Baku, November 30, AZERTAC

Built during the second half of the 16th century by the Emperor Akbar, Fatehpur Sikri (the City of Victory) was the capital of the Mughal Empire for only some 10 years.
The complex of monuments and temples, all in a uniform architectural style, includes one of the largest mosques in India, the Jama Masjid.
Located in Agra District in the State of Uttar Pradesh in northern India, the city was constructed southeast of an artificial lake, on the slopping levels of the outcrops of the Vindhyan hill ranges.
Known as the “city of victory”, it was made capital by the Mughal emperor Akbar (r. 1556-1605 CE) and constructed between 1571 and 1573.
Fatehpur Sikri was the first planned city of the Mughals to be marked by magnificent administrative, residential, and religious buildings comprised of palaces, public buildings, mosques, and living areas for the court, the army, the servants of the king and an entire city.
Upon moving the capital to Lahore in 1585, the city remained as an area for temporary visits by the Mughal emperors.
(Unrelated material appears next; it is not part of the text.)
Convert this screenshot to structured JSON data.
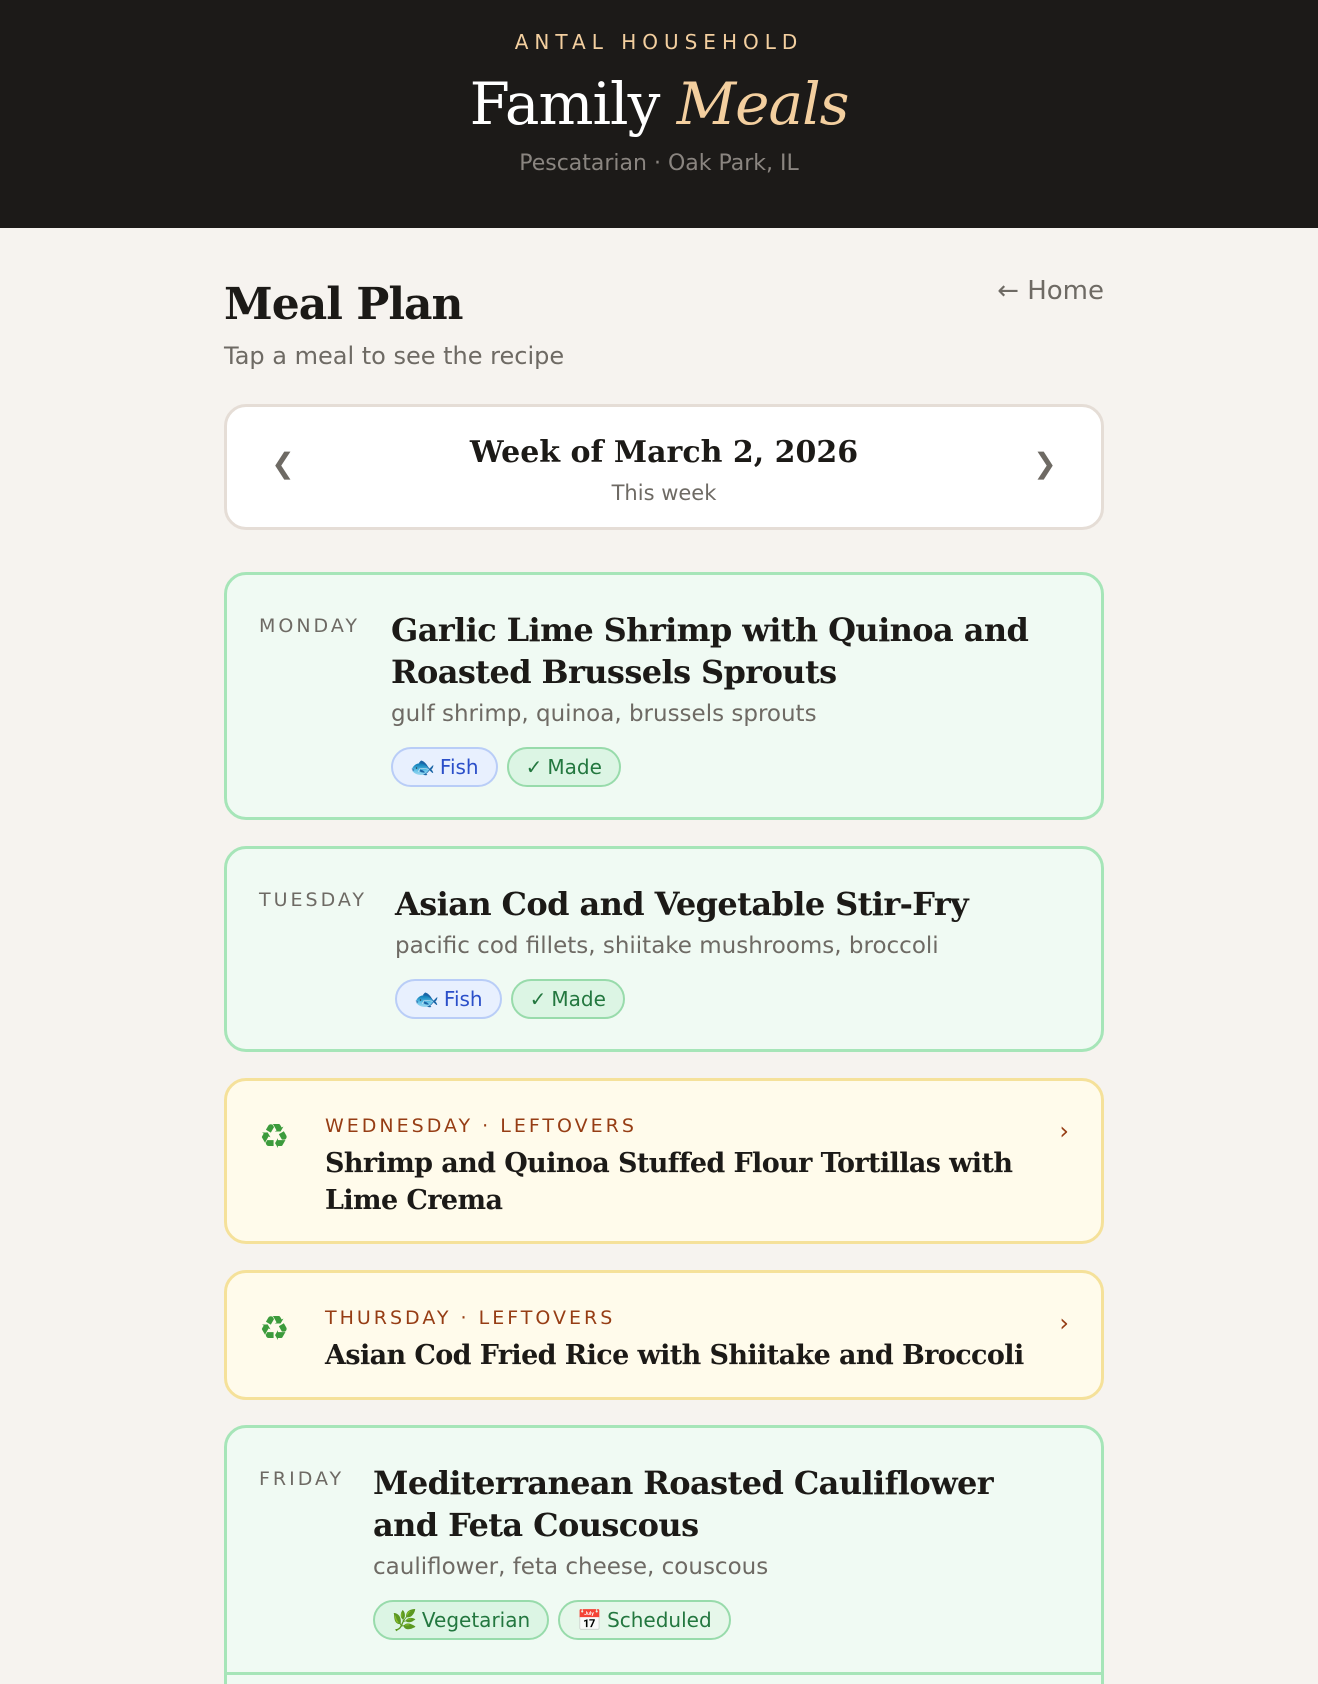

The inscribed property covers 60.735 ha, with a buffer zone of 475.542 ha.
The city, which is bounded on three sides by a wall 6 km long fortified by towers and pierced by nine gates, includes a number of impressive edifices of secular and religious nature that exhibit a fusion of prolific and versatile Indo-Islamic styles. The city was originally rectangular in plan, with a grid pattern of roads and by-lanes which cut at right angles, and featured an efficient drainage and water management system. The well-defined administrative block, royal palaces, and Jama Masjid are located in the centre of the city. The buildings are constructed in red sandstone with little use of marble.
Amongst the religious monuments at Fatehpur Sikri, Jama Masjid is the earliest building constructed on the summit of the ridge, completed in 1571-72. This mosque incorporates the tomb of Saikh Salim Chisti, an extraordinary masterpiece of sculpted decoration completed in 1580-81 and further embellished under the reign of Jahangir in 1606.
To the south of the court is an imposing structure, Buland Darwaza (Lofty Gate), with a height of 40 m, completed in 1575 to commemorate the victory of Gujarat in 1572. It is by far the greatest monumental structure of emperor Akbar’s entire reign and also one of the most perfect architectural achievements in India.

 

Culture 2022-11-30 18:47:00